--- Records supplied ---

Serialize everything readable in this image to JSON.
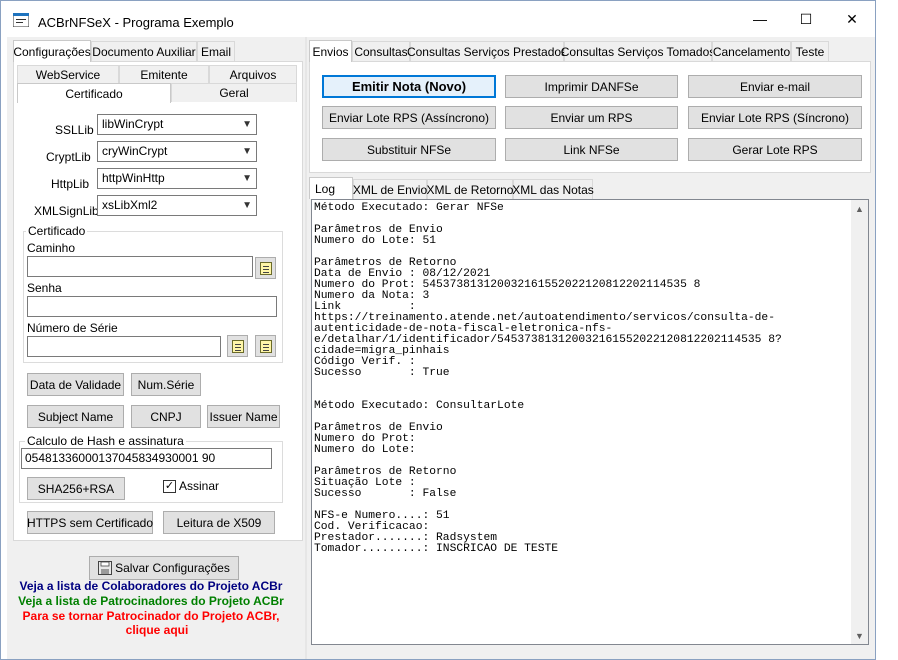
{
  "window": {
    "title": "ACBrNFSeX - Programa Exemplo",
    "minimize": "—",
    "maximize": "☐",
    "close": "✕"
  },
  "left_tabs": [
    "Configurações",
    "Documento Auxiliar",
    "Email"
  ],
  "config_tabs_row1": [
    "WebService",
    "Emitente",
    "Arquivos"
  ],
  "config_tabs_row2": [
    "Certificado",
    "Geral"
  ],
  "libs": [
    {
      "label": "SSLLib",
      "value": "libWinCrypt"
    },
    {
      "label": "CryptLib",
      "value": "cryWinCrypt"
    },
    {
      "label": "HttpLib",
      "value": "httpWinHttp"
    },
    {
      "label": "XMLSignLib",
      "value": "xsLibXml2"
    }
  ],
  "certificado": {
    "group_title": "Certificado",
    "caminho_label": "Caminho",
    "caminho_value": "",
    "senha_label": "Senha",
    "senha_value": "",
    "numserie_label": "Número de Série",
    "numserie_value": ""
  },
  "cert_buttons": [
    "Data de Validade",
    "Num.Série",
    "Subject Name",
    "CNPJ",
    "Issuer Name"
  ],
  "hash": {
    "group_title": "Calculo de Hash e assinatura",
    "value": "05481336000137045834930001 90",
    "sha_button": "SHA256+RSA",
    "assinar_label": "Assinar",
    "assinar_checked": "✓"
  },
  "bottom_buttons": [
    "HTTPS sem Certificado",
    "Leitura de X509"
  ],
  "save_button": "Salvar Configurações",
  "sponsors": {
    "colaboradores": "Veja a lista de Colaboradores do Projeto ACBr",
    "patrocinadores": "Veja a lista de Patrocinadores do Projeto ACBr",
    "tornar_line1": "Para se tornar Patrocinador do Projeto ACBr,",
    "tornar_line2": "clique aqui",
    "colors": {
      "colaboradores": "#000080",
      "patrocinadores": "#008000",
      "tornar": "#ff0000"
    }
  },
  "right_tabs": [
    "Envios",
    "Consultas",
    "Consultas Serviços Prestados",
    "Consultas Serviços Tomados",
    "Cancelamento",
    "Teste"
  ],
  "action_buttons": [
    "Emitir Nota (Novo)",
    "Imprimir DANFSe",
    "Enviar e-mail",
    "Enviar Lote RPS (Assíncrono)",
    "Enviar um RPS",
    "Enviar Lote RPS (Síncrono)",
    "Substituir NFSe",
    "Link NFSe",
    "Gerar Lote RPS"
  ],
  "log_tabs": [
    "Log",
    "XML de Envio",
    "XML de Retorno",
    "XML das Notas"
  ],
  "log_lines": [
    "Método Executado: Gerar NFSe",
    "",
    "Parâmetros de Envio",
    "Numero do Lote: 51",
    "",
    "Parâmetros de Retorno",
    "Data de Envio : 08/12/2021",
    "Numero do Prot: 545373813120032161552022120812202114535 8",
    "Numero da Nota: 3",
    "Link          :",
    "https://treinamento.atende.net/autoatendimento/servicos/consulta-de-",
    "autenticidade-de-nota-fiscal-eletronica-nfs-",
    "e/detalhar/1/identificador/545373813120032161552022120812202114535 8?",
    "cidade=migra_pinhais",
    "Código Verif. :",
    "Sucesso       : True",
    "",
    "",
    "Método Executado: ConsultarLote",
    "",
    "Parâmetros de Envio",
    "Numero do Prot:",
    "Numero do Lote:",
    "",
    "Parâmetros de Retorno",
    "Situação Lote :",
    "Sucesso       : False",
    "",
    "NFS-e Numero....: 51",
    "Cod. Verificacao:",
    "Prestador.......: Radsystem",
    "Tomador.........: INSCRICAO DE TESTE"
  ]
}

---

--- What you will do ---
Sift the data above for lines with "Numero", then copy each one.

--- Written reply ---
    "Numero do Lote: 51",
    "Numero do Prot: 545373813120032161552022120812202114535 8",
    "Numero da Nota: 3",
    "Numero do Prot:",
    "Numero do Lote:",
    "NFS-e Numero....: 51",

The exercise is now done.